In the entries below, identify every line with the string "right" and copy it.

(Interface dataset entries)
☆ ☆ ☆ ☆

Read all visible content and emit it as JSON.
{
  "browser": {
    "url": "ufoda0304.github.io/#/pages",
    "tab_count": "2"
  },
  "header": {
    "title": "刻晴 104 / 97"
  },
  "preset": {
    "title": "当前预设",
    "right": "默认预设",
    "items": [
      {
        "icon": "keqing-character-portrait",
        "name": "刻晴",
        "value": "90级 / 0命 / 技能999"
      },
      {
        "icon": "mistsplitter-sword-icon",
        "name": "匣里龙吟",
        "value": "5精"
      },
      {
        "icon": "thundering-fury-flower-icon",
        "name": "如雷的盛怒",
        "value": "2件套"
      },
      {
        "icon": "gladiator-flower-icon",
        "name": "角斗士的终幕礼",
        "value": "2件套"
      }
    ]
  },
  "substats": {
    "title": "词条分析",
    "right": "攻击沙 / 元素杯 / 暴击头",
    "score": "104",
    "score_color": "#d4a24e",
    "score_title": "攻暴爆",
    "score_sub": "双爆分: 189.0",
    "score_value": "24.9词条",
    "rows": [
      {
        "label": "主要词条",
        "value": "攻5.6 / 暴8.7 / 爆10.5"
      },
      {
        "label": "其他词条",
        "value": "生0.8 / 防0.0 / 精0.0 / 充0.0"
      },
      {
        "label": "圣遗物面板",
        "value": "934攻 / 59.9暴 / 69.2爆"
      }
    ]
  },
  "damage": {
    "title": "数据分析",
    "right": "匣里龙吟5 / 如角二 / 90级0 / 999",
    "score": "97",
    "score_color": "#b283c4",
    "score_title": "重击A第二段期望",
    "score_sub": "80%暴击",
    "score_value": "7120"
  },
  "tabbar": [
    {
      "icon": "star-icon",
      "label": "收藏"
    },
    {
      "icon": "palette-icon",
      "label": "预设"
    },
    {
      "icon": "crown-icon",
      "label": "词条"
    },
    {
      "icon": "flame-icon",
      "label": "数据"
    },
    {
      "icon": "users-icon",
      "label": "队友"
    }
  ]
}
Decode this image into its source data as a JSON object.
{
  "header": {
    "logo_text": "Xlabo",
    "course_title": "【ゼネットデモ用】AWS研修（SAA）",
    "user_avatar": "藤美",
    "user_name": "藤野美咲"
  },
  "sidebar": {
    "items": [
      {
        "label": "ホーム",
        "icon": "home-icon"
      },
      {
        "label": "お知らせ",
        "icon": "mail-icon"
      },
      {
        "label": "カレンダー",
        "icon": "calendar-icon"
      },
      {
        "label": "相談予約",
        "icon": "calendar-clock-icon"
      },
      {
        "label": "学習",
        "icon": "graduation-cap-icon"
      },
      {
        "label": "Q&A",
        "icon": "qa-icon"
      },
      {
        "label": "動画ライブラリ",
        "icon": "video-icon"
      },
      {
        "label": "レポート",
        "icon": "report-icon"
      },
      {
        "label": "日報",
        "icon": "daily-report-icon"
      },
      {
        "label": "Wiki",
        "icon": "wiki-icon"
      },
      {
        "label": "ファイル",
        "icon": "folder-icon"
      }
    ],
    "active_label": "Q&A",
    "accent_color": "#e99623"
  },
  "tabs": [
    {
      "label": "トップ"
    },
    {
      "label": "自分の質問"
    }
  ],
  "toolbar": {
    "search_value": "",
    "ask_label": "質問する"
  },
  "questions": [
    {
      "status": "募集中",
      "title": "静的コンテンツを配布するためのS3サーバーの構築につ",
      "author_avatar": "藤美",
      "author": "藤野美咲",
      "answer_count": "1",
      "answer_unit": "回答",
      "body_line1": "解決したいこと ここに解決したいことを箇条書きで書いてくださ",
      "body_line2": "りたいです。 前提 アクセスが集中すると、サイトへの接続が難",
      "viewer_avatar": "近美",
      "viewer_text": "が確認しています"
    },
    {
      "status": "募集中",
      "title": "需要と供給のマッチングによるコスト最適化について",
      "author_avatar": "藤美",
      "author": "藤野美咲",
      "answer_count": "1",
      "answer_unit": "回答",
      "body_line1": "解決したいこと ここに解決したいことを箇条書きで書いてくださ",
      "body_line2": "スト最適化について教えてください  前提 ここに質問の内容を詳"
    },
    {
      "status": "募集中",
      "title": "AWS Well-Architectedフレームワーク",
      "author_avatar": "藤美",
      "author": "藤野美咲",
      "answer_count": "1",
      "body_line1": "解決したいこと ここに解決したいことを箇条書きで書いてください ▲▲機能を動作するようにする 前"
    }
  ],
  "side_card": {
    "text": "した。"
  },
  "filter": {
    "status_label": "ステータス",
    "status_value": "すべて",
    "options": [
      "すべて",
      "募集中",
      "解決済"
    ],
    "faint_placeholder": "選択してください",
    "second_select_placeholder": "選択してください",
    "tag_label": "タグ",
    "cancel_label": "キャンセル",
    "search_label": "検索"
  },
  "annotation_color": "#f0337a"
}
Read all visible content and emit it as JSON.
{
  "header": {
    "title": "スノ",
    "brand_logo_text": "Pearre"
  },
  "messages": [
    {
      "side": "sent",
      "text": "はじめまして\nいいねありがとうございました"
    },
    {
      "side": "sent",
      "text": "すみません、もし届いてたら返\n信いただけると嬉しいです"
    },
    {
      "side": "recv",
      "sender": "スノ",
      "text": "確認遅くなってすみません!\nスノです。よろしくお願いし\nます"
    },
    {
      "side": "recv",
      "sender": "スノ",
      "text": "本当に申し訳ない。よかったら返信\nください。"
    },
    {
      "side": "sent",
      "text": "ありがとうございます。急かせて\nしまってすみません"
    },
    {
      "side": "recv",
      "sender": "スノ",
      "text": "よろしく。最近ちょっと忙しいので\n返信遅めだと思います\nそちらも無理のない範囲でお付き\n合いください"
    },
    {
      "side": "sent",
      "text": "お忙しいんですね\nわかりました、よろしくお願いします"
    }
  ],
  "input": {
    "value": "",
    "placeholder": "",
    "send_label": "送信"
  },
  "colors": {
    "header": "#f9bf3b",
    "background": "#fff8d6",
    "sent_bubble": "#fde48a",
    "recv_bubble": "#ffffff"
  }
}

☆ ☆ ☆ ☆

Result for this exercise:
    "right": "默认预设",
    "right": "攻击沙 / 元素杯 / 暴击头",
    "right": "匣里龙吟5 / 如角二 / 90级0 / 999",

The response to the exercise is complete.